> [Task brief]:
How many lines in the data below contain the string "text"? State that number only.
*-*-*
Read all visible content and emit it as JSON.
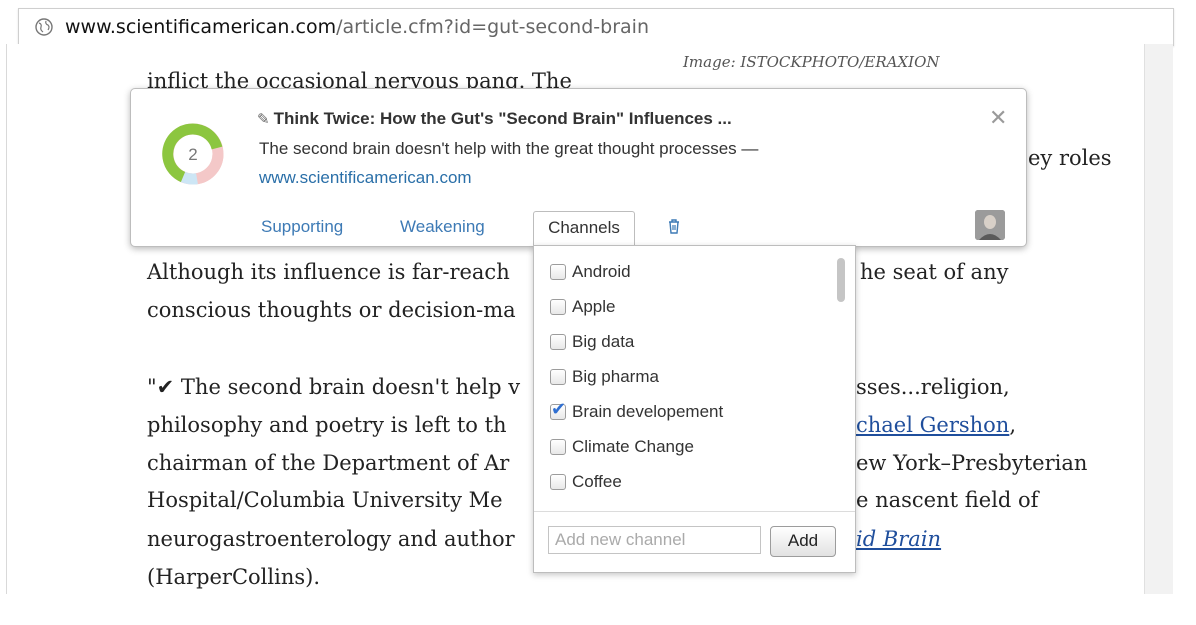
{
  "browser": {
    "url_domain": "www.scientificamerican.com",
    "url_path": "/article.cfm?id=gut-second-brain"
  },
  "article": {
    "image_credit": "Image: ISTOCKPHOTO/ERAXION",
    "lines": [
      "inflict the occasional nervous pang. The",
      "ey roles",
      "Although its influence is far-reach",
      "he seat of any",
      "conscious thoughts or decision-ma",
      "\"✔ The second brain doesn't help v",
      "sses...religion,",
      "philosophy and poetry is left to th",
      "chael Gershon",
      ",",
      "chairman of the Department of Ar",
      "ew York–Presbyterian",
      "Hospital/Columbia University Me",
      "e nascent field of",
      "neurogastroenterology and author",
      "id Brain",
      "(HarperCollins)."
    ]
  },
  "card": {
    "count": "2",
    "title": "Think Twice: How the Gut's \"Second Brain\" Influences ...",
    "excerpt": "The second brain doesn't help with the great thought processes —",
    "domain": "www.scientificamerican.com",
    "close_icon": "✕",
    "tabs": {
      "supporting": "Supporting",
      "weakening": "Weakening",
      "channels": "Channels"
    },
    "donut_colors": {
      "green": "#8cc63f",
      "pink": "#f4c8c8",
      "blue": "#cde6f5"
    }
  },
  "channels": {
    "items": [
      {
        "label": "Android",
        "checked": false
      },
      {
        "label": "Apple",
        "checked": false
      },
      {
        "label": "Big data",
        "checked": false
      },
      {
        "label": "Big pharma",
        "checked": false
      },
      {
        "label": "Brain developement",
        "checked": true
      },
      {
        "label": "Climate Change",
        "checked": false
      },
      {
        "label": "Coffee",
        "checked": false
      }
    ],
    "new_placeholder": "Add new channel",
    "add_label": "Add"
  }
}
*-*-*
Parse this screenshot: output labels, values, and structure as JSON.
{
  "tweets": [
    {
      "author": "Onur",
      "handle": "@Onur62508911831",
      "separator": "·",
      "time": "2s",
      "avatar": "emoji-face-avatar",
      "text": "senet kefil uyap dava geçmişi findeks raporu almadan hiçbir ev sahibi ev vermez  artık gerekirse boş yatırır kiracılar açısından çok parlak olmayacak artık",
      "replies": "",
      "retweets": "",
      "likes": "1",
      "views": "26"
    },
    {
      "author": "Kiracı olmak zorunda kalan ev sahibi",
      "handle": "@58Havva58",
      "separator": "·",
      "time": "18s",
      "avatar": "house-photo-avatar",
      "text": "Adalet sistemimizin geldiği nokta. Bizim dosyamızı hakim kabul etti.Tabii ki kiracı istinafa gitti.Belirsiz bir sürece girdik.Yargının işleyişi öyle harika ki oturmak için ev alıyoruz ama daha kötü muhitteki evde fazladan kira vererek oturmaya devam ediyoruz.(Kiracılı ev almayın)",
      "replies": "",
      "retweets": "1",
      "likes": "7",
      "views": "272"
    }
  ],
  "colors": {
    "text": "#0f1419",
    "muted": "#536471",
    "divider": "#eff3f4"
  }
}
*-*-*
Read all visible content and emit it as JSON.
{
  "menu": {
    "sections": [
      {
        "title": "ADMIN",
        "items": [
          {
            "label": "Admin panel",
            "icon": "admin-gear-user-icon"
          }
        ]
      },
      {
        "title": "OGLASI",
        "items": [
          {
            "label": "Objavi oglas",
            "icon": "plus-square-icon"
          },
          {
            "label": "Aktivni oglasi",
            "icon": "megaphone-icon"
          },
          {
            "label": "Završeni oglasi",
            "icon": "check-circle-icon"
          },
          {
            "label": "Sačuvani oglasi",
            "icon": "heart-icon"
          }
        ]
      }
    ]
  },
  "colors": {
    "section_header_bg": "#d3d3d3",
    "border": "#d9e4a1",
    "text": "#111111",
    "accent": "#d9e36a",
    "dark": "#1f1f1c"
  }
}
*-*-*
> [Task solution]:
4